**Exercise requirements**
Compute the number of lines in the following data that include the word "JSON", and output that number alone.

[Dataset rows for apps and sites]
------------------------------------------------------------

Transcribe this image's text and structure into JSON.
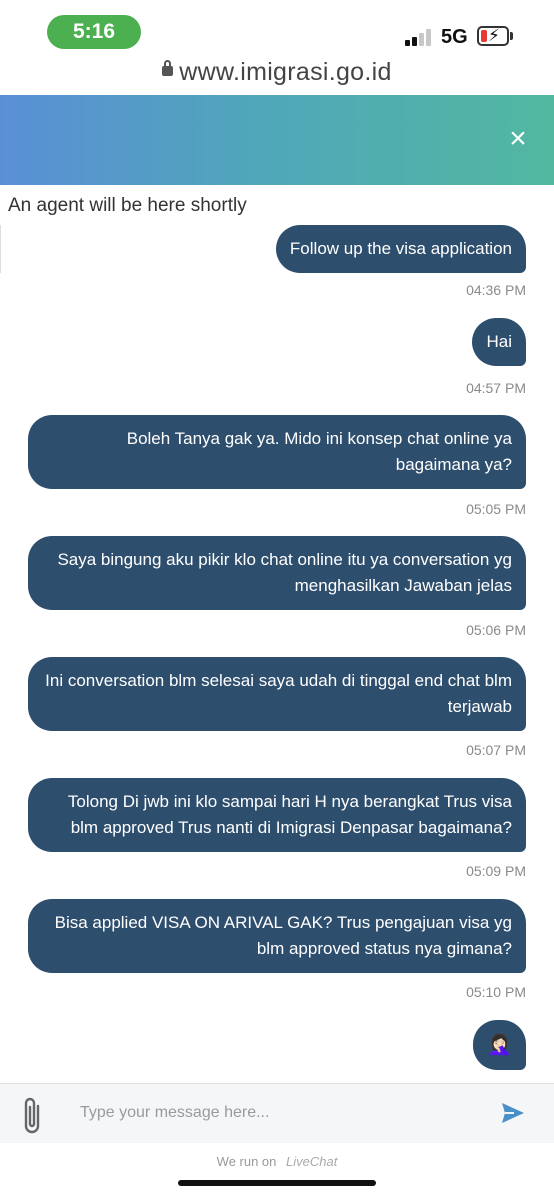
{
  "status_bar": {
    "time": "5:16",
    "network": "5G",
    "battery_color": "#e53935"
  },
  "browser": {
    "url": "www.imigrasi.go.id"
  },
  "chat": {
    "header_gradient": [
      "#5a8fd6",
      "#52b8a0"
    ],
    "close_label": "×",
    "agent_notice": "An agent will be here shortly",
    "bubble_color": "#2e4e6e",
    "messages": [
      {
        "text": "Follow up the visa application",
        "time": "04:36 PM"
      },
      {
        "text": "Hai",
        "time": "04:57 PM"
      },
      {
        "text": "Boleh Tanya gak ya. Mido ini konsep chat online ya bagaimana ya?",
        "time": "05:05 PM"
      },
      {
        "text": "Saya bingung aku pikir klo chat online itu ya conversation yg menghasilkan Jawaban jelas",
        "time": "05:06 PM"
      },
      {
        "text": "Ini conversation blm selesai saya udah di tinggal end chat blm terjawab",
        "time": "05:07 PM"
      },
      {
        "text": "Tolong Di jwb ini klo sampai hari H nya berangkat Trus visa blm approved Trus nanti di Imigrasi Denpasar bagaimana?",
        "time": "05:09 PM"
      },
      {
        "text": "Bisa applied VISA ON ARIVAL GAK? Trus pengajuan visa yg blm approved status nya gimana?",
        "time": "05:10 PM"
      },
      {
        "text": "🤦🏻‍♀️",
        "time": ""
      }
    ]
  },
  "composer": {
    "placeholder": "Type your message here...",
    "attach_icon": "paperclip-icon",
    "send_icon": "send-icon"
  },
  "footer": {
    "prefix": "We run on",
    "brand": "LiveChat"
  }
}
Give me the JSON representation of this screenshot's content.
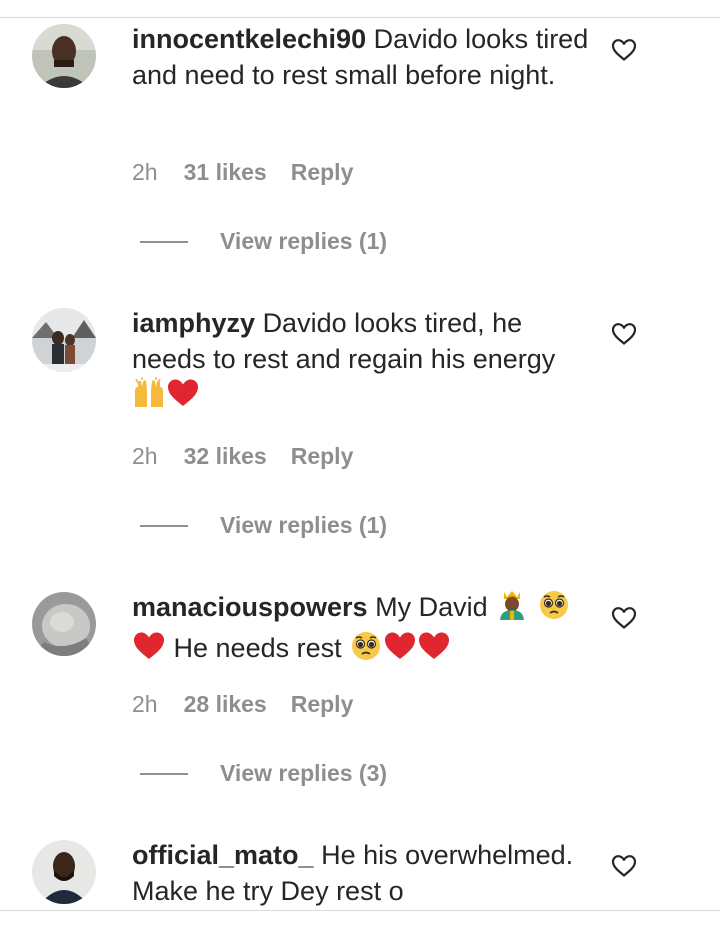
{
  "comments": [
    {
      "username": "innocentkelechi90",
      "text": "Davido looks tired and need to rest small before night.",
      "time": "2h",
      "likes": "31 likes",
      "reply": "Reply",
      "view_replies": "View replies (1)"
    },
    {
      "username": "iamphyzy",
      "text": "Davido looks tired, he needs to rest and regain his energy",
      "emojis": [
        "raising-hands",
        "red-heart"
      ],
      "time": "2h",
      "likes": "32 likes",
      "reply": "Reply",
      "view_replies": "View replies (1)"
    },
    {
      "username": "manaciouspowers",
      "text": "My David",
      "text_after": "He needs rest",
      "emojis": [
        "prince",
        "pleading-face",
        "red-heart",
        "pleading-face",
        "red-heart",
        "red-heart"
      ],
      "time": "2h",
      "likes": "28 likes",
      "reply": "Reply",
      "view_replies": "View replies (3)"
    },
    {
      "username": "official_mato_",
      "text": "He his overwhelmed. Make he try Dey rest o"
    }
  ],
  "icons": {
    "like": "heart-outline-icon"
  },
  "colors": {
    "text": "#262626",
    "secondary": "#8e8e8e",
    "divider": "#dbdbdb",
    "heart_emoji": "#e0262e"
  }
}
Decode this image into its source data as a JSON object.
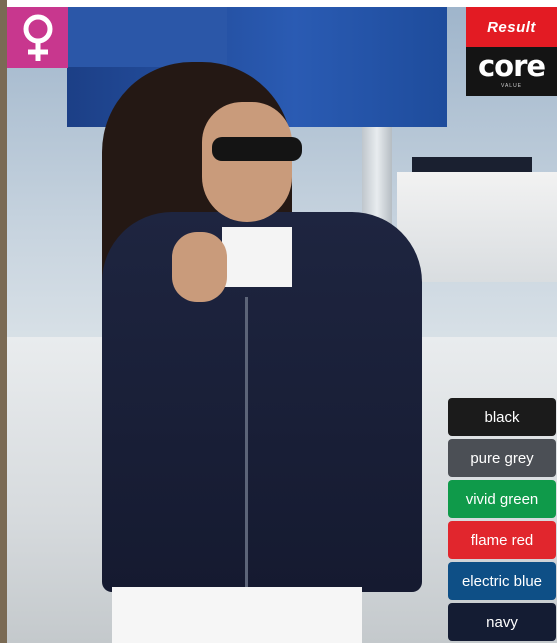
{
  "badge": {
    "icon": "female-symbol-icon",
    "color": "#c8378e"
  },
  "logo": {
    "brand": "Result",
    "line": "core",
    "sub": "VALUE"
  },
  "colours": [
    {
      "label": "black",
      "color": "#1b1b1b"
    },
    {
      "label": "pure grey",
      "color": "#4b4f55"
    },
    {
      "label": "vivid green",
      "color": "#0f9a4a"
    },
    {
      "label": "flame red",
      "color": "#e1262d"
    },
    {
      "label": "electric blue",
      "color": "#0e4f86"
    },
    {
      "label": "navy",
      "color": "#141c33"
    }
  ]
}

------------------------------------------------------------

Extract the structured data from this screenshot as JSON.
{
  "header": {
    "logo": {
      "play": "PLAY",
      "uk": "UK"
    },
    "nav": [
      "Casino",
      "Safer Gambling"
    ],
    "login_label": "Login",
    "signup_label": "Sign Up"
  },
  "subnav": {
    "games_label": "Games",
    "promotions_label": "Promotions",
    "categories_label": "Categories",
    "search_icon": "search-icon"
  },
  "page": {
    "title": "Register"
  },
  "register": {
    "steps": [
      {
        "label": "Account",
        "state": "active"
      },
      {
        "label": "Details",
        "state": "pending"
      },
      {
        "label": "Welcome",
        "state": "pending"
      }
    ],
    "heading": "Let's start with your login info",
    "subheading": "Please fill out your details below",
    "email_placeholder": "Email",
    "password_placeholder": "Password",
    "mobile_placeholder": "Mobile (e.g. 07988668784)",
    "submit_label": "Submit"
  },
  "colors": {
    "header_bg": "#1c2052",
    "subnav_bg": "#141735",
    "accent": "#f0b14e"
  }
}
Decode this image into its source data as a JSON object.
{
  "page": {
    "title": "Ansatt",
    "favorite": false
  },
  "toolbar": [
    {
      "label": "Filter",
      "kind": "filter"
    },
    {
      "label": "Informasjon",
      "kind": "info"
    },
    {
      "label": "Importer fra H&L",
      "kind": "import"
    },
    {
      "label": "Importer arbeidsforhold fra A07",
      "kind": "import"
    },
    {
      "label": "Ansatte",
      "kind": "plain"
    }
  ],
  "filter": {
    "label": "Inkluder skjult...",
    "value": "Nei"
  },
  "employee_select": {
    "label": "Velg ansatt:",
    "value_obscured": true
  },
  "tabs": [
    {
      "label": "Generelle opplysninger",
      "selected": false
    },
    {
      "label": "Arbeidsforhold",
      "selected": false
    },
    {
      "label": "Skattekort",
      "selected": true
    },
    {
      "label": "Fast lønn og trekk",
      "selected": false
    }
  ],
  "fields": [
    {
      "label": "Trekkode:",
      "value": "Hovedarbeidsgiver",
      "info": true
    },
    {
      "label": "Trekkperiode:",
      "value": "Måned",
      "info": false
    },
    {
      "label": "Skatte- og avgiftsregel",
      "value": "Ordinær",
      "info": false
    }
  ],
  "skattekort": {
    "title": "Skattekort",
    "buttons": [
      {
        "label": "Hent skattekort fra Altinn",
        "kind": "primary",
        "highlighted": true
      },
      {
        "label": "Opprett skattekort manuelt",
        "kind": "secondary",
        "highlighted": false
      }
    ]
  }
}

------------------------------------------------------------

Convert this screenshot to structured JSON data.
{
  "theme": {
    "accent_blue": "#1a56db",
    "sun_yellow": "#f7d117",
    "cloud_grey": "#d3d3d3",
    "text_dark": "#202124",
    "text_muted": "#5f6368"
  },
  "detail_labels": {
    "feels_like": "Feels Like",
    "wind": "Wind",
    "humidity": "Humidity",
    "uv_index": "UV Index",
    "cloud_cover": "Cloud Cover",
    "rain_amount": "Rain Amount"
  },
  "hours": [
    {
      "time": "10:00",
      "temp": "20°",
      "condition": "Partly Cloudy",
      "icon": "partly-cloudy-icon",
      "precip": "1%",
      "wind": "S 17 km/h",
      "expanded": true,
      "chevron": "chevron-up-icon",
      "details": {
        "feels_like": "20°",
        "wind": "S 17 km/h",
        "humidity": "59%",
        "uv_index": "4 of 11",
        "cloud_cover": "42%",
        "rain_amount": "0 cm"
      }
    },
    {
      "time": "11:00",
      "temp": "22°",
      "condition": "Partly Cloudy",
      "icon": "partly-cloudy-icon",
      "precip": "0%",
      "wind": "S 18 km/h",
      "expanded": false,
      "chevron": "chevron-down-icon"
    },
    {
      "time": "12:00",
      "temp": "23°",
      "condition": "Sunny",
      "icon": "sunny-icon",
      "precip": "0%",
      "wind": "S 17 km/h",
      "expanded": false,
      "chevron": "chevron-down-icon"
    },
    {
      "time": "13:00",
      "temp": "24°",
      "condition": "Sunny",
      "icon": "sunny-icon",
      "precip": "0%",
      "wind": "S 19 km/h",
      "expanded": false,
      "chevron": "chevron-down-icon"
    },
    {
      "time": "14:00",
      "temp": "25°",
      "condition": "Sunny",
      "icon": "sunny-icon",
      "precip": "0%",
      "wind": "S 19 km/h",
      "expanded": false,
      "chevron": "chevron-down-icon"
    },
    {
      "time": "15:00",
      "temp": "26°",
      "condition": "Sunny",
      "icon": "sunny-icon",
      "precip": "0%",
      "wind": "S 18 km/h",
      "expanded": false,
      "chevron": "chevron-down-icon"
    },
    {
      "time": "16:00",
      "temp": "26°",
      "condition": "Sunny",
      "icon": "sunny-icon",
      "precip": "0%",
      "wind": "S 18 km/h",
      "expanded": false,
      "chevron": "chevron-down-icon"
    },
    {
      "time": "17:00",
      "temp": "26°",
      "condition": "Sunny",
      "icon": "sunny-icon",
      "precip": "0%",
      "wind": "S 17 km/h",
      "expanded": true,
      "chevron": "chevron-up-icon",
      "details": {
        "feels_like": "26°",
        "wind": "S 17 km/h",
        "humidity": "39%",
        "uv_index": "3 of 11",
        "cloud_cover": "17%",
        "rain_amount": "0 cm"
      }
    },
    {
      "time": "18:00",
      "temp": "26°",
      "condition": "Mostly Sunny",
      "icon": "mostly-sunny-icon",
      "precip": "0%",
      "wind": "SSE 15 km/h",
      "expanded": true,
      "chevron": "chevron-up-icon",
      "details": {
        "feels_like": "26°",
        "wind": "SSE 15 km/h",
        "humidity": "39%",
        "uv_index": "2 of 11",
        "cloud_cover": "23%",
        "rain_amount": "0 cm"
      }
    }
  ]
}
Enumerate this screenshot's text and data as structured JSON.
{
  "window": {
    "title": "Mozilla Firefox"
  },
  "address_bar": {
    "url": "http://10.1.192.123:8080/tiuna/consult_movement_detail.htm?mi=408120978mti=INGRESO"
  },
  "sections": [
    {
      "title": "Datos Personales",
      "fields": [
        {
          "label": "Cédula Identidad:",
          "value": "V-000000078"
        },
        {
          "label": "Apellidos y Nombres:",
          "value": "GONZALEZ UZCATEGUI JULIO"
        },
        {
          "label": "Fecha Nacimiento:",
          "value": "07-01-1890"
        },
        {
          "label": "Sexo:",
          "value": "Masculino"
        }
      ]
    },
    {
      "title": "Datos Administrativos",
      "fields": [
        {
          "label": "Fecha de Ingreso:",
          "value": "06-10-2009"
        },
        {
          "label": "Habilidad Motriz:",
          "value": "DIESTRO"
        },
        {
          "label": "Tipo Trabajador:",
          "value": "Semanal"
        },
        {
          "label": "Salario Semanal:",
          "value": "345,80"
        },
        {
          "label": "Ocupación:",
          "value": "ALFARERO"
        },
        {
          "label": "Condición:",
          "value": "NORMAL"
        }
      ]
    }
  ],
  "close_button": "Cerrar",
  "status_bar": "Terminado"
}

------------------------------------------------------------

**Answer to this task**
7